Segment Start: RECORDS FOR THIS TASK
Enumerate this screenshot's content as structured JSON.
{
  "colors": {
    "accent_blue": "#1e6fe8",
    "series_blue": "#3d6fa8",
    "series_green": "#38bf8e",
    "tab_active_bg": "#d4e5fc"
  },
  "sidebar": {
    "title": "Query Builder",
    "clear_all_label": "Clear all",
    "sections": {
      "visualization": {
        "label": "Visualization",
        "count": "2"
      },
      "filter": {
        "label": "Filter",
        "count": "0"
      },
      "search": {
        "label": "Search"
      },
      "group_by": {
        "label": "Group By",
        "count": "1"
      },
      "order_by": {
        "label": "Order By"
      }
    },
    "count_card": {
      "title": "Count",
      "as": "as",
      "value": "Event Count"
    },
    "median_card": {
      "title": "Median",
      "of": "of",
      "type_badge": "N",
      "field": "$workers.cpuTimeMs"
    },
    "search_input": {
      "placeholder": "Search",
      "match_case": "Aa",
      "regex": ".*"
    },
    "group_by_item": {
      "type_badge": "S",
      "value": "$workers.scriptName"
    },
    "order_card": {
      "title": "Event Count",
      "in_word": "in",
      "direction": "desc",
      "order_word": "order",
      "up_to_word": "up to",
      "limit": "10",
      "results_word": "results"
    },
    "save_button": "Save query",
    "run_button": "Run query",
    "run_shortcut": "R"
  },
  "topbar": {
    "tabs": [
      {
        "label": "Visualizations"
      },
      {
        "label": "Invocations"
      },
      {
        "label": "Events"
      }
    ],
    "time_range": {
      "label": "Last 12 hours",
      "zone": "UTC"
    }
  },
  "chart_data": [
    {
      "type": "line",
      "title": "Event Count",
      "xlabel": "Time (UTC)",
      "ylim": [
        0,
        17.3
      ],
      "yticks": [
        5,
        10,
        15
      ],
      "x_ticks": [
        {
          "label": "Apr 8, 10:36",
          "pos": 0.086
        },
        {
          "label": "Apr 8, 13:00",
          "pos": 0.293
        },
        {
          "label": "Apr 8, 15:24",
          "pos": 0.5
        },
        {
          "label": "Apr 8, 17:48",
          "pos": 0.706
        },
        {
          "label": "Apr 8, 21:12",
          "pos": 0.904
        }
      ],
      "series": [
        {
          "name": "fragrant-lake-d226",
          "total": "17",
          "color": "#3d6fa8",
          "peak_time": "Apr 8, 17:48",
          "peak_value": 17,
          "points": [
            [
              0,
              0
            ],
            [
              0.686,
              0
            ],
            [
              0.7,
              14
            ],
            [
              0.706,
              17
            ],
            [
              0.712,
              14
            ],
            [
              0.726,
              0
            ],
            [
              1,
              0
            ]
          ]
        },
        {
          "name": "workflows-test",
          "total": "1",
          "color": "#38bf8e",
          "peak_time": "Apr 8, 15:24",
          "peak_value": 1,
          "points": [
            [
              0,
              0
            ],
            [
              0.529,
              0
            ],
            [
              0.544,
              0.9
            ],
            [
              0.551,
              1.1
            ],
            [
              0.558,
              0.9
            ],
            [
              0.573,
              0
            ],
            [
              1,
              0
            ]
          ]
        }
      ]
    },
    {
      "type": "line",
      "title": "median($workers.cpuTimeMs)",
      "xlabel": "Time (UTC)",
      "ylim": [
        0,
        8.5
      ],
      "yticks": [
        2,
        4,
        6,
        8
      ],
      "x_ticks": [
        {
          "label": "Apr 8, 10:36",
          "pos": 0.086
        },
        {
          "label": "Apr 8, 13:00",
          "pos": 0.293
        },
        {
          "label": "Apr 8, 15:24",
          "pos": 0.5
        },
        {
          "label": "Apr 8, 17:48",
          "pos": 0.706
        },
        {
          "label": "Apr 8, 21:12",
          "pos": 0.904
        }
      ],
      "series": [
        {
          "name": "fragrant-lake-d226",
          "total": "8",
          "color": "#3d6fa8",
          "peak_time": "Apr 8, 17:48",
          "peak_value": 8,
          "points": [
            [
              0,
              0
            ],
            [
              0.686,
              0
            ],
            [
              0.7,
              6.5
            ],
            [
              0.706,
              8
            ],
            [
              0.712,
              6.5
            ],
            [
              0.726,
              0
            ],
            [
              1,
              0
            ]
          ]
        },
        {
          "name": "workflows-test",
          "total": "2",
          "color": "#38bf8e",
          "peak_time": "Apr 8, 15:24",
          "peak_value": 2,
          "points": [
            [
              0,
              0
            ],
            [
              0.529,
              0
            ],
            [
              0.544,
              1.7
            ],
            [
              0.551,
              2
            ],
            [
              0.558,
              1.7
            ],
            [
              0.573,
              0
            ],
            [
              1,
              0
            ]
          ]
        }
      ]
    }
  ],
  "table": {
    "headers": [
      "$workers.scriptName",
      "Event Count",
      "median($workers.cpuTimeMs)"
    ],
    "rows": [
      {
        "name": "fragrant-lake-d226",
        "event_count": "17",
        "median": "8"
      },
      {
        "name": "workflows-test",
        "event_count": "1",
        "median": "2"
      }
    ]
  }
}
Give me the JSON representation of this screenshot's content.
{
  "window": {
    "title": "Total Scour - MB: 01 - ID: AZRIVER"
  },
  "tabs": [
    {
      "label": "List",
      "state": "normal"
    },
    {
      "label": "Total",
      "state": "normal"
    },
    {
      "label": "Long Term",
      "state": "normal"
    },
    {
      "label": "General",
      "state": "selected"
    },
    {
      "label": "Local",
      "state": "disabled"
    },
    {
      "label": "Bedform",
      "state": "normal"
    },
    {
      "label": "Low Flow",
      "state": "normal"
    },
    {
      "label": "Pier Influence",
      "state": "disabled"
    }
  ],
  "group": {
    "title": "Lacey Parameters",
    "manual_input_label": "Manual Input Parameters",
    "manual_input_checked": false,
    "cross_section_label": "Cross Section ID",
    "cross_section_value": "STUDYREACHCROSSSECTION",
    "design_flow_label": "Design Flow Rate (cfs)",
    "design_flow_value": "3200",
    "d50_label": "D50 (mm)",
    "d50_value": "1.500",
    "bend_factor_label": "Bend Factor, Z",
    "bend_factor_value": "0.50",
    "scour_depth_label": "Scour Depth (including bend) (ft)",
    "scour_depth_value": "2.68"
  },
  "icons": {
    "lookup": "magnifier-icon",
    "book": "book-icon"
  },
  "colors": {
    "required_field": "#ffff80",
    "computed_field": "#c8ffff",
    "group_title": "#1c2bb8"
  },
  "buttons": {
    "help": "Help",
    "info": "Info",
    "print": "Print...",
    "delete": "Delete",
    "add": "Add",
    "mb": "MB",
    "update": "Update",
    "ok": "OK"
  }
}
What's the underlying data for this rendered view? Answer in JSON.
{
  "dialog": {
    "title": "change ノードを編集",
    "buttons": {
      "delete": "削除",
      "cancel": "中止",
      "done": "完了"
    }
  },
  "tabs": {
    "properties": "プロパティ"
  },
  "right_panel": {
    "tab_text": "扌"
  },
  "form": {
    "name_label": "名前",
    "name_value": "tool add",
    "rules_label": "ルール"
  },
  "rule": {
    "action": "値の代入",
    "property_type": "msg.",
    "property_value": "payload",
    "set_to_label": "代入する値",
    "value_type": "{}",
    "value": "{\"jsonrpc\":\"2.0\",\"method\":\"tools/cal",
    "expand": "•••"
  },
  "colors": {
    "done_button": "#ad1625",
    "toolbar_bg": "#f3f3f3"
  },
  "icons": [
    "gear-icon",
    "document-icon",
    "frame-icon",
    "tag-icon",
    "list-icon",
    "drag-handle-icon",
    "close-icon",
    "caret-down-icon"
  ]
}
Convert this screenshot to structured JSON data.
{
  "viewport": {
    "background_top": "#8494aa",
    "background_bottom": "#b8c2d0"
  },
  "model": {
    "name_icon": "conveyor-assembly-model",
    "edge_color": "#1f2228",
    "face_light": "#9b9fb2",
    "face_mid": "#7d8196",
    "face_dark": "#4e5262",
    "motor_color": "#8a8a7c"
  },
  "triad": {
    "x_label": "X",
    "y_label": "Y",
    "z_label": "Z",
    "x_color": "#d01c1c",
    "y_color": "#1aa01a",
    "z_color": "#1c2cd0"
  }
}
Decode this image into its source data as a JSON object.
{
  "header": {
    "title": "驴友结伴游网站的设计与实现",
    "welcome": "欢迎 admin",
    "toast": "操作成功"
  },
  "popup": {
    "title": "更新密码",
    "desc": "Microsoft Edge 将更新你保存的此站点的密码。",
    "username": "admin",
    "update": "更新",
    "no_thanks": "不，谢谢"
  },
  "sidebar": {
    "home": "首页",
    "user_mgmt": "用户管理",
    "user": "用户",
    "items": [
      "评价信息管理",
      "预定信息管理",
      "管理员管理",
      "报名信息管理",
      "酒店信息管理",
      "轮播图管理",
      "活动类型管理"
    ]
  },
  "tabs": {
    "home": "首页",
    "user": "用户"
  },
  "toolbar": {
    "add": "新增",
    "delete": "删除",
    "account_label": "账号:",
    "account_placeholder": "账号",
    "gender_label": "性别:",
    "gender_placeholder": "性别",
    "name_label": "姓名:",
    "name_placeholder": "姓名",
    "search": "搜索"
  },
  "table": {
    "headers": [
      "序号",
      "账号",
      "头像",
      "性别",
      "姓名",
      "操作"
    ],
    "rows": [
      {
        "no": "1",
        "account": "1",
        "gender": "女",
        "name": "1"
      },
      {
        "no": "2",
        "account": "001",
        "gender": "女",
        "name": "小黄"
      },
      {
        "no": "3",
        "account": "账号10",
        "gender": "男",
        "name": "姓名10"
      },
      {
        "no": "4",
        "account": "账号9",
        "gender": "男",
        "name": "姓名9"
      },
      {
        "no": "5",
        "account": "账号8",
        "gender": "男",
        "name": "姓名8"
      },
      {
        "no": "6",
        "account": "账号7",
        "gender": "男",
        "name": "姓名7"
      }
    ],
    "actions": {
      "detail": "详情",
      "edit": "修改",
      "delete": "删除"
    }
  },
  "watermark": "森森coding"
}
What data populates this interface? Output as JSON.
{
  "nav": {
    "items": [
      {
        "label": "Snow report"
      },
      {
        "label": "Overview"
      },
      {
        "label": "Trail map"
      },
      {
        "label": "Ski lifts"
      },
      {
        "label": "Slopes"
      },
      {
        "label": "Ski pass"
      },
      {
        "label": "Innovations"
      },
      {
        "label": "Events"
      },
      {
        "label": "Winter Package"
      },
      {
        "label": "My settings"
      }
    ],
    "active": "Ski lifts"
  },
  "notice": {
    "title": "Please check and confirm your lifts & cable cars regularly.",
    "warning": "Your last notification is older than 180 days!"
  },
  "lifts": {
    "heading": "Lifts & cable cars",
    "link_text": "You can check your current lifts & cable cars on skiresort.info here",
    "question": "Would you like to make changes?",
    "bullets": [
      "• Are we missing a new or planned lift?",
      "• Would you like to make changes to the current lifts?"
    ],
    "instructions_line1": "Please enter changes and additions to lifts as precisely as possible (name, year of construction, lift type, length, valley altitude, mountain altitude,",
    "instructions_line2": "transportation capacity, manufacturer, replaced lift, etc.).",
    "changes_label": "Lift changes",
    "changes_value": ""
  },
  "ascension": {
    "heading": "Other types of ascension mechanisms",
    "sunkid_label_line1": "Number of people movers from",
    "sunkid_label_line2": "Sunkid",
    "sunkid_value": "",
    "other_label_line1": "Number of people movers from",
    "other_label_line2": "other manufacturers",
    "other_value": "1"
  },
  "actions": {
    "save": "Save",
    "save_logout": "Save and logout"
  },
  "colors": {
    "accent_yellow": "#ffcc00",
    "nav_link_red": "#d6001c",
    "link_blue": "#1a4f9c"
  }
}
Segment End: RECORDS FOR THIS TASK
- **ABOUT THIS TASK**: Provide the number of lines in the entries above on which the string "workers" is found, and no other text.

- **ANSWER BELOW**: 5